Goal of the exercise - Line count for "classD": state how many lines of the data below include it, and output nothing more.
== Exercise input
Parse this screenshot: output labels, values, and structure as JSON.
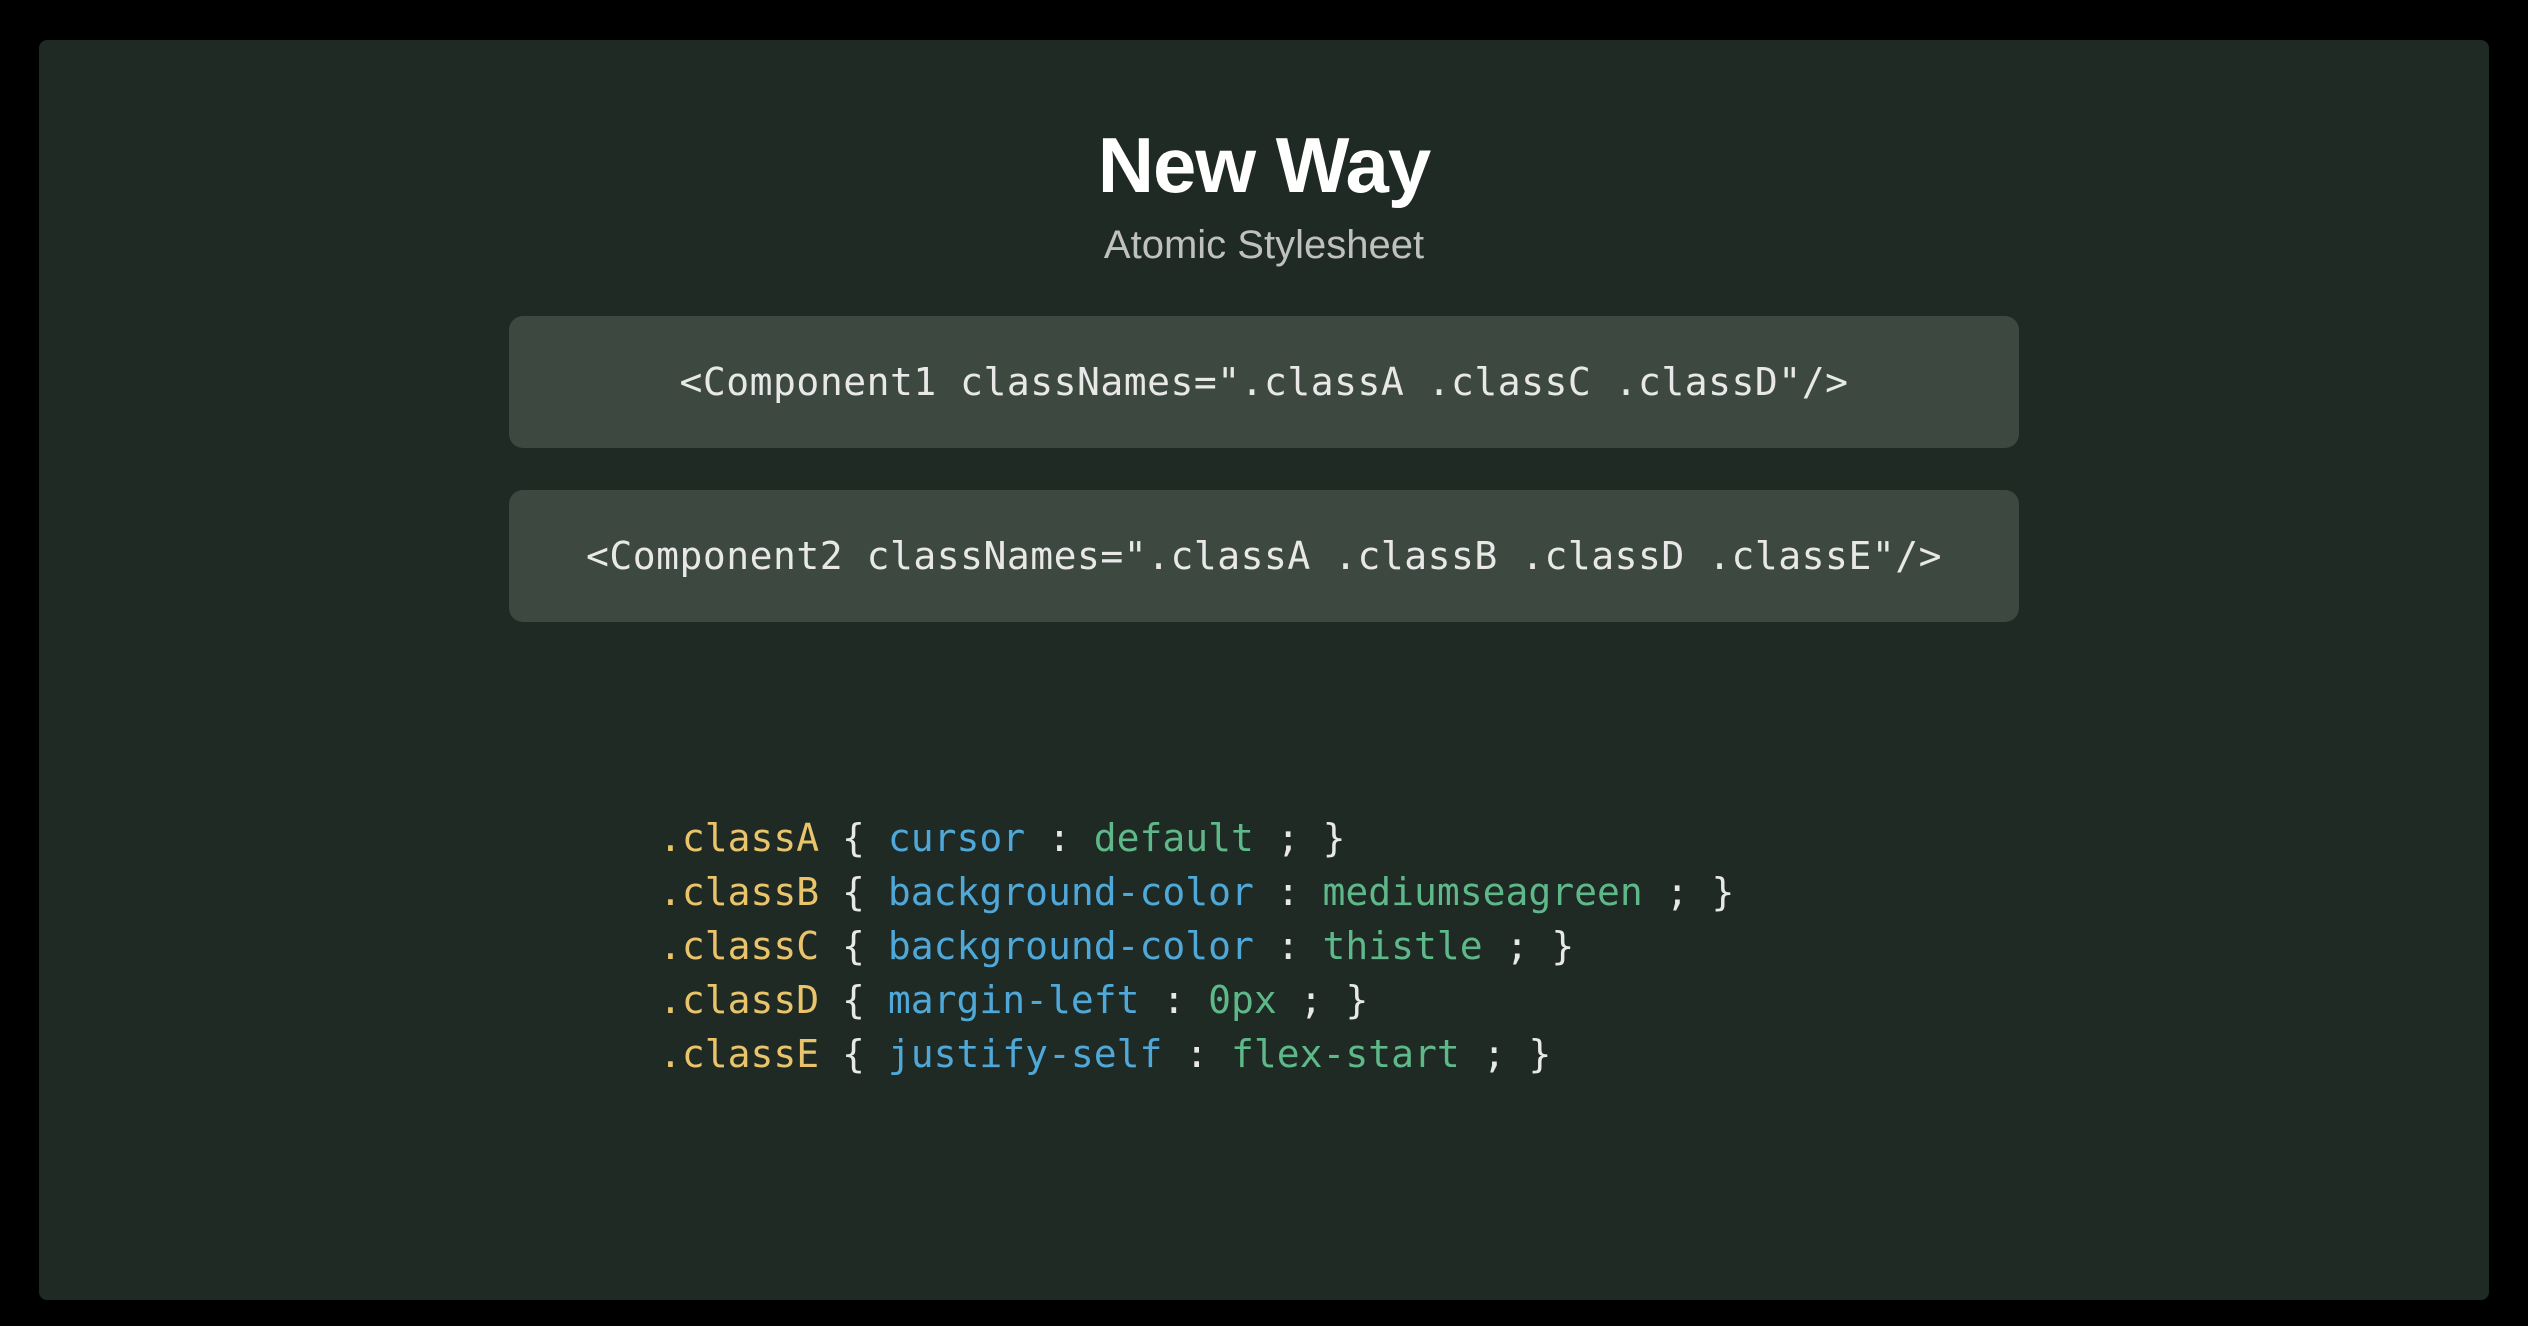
{
  "heading": {
    "title": "New Way",
    "subtitle": "Atomic Stylesheet"
  },
  "component_snippets": [
    "<Component1 classNames=\".classA .classC .classD\"/>",
    "<Component2 classNames=\".classA .classB .classD .classE\"/>"
  ],
  "css_rules": [
    {
      "selector": ".classA",
      "property": "cursor",
      "value": "default"
    },
    {
      "selector": ".classB",
      "property": "background-color",
      "value": "mediumseagreen"
    },
    {
      "selector": ".classC",
      "property": "background-color",
      "value": "thistle"
    },
    {
      "selector": ".classD",
      "property": "margin-left",
      "value": "0px"
    },
    {
      "selector": ".classE",
      "property": "justify-self",
      "value": "flex-start"
    }
  ]
}
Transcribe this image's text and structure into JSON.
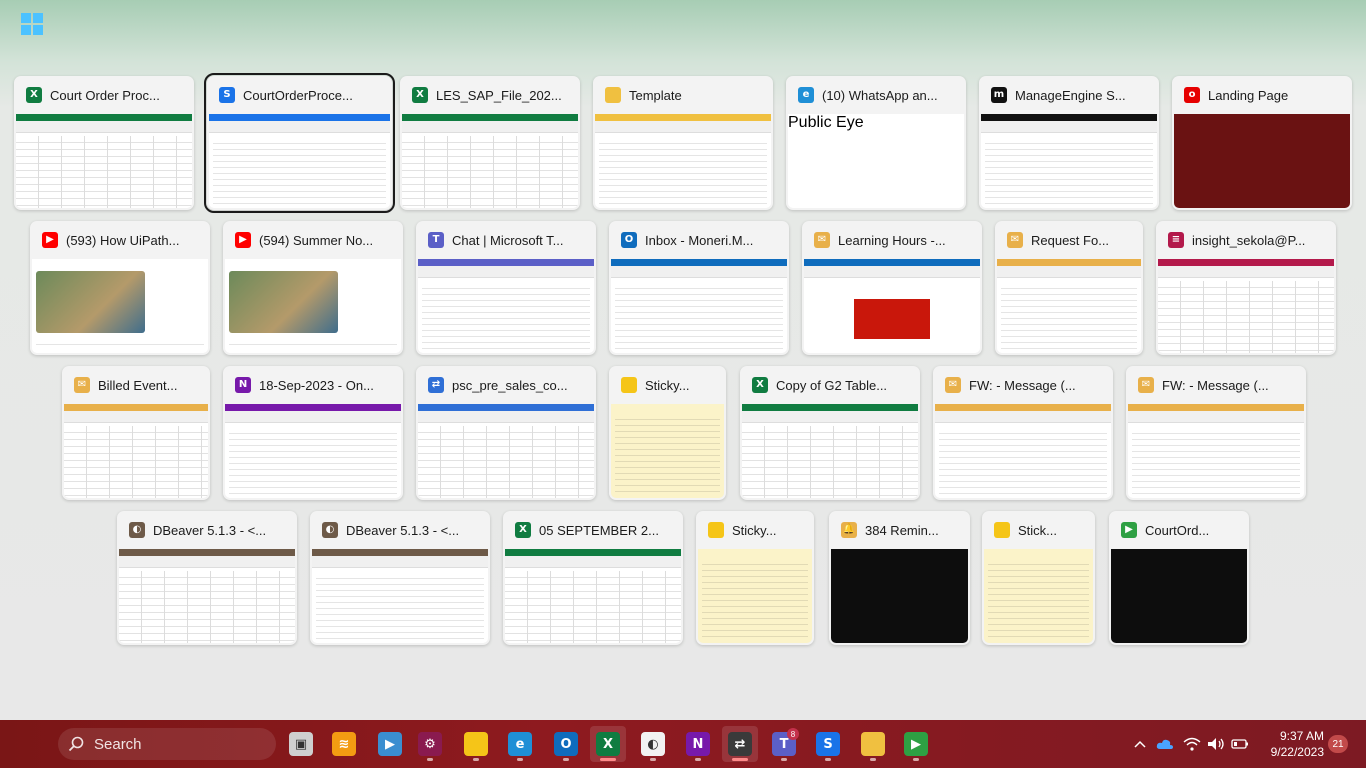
{
  "windows": [
    {
      "title": "Court Order Proc...",
      "app": "excel",
      "icon_color": "#107c41",
      "glyph": "X",
      "thumb": "sheet"
    },
    {
      "title": "CourtOrderProce...",
      "app": "uipath",
      "icon_color": "#1a73e8",
      "glyph": "S",
      "thumb": "doc",
      "selected": true
    },
    {
      "title": "LES_SAP_File_202...",
      "app": "excel",
      "icon_color": "#107c41",
      "glyph": "X",
      "thumb": "sheet"
    },
    {
      "title": "Template",
      "app": "file-explorer",
      "icon_color": "#f0c040",
      "glyph": "",
      "thumb": "doc"
    },
    {
      "title": "(10) WhatsApp an...",
      "app": "edge",
      "icon_color": "#1f8fd6",
      "glyph": "e",
      "thumb": "whatsapp",
      "panel_text": "Public Eye"
    },
    {
      "title": "ManageEngine S...",
      "app": "manageengine",
      "icon_color": "#111111",
      "glyph": "m",
      "thumb": "doc"
    },
    {
      "title": "Landing Page",
      "app": "vodafone",
      "icon_color": "#e60000",
      "glyph": "o",
      "thumb": "landing"
    },
    {
      "title": "(593) How UiPath...",
      "app": "youtube",
      "icon_color": "#ff0000",
      "glyph": "▶",
      "thumb": "video"
    },
    {
      "title": "(594) Summer No...",
      "app": "youtube",
      "icon_color": "#ff0000",
      "glyph": "▶",
      "thumb": "video"
    },
    {
      "title": "Chat | Microsoft T...",
      "app": "teams",
      "icon_color": "#5b5fc7",
      "glyph": "T",
      "thumb": "doc"
    },
    {
      "title": "Inbox - Moneri.M...",
      "app": "outlook",
      "icon_color": "#0f6cbd",
      "glyph": "O",
      "thumb": "doc"
    },
    {
      "title": "Learning Hours -...",
      "app": "mail",
      "icon_color": "#e8b04a",
      "glyph": "✉",
      "thumb": "red"
    },
    {
      "title": "Request Fo...",
      "app": "mail",
      "icon_color": "#e8b04a",
      "glyph": "✉",
      "thumb": "doc"
    },
    {
      "title": "insight_sekola@P...",
      "app": "sql",
      "icon_color": "#b3194b",
      "glyph": "≡",
      "thumb": "sheet"
    },
    {
      "title": "Billed Event...",
      "app": "mail",
      "icon_color": "#e8b04a",
      "glyph": "✉",
      "thumb": "sheet"
    },
    {
      "title": "18-Sep-2023 - On...",
      "app": "onenote",
      "icon_color": "#7719aa",
      "glyph": "N",
      "thumb": "doc"
    },
    {
      "title": "psc_pre_sales_co...",
      "app": "winscp",
      "icon_color": "#2f6fd6",
      "glyph": "⇄",
      "thumb": "sheet"
    },
    {
      "title": "Sticky...",
      "app": "sticky-notes",
      "icon_color": "#f5c518",
      "glyph": "",
      "thumb": "sticky"
    },
    {
      "title": "Copy of G2 Table...",
      "app": "excel",
      "icon_color": "#107c41",
      "glyph": "X",
      "thumb": "sheet"
    },
    {
      "title": "FW:  - Message (...",
      "app": "mail",
      "icon_color": "#e8b04a",
      "glyph": "✉",
      "thumb": "doc"
    },
    {
      "title": "FW:  - Message (...",
      "app": "mail",
      "icon_color": "#e8b04a",
      "glyph": "✉",
      "thumb": "doc"
    },
    {
      "title": "DBeaver 5.1.3 - <...",
      "app": "dbeaver",
      "icon_color": "#6e5a48",
      "glyph": "◐",
      "thumb": "sheet"
    },
    {
      "title": "DBeaver 5.1.3 - <...",
      "app": "dbeaver",
      "icon_color": "#6e5a48",
      "glyph": "◐",
      "thumb": "doc"
    },
    {
      "title": "05 SEPTEMBER 2...",
      "app": "excel",
      "icon_color": "#107c41",
      "glyph": "X",
      "thumb": "sheet"
    },
    {
      "title": "Sticky...",
      "app": "sticky-notes",
      "icon_color": "#f5c518",
      "glyph": "",
      "thumb": "sticky"
    },
    {
      "title": "384 Remin...",
      "app": "reminder",
      "icon_color": "#e8b04a",
      "glyph": "🔔",
      "thumb": "dark"
    },
    {
      "title": "Stick...",
      "app": "sticky-notes",
      "icon_color": "#f5c518",
      "glyph": "",
      "thumb": "sticky"
    },
    {
      "title": "CourtOrd...",
      "app": "uipath-player",
      "icon_color": "#2ea043",
      "glyph": "▶",
      "thumb": "dark"
    }
  ],
  "taskbar": {
    "search_label": "Search",
    "apps": [
      {
        "name": "task-view",
        "color": "#cfcfcf",
        "glyph": "▣",
        "dot": false
      },
      {
        "name": "uipath-assistant",
        "color": "#f39c12",
        "glyph": "≋",
        "dot": false
      },
      {
        "name": "uipath-player",
        "color": "#3b8ed0",
        "glyph": "▶",
        "dot": false
      },
      {
        "name": "settings",
        "color": "#8a1a4f",
        "glyph": "⚙",
        "dot": true
      },
      {
        "name": "sticky-notes",
        "color": "#f5c518",
        "glyph": "",
        "dot": true
      },
      {
        "name": "edge",
        "color": "#1f8fd6",
        "glyph": "e",
        "dot": true
      },
      {
        "name": "outlook",
        "color": "#0f6cbd",
        "glyph": "O",
        "dot": true
      },
      {
        "name": "excel",
        "color": "#107c41",
        "glyph": "X",
        "dot": true,
        "active": true
      },
      {
        "name": "dbeaver",
        "color": "#f2f2f2",
        "glyph": "◐",
        "dot": true
      },
      {
        "name": "onenote",
        "color": "#7719aa",
        "glyph": "N",
        "dot": true
      },
      {
        "name": "winscp",
        "color": "#3a3a3a",
        "glyph": "⇄",
        "dot": true,
        "active": true
      },
      {
        "name": "teams",
        "color": "#5b5fc7",
        "glyph": "T",
        "dot": true,
        "badge": "8"
      },
      {
        "name": "uipath-studio",
        "color": "#1a73e8",
        "glyph": "S",
        "dot": true
      },
      {
        "name": "file-explorer",
        "color": "#f0c040",
        "glyph": "",
        "dot": true
      },
      {
        "name": "uipath-robot",
        "color": "#2ea043",
        "glyph": "▶",
        "dot": true
      }
    ],
    "time": "9:37 AM",
    "date": "9/22/2023",
    "notifications": "21"
  }
}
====
Solved problem - 3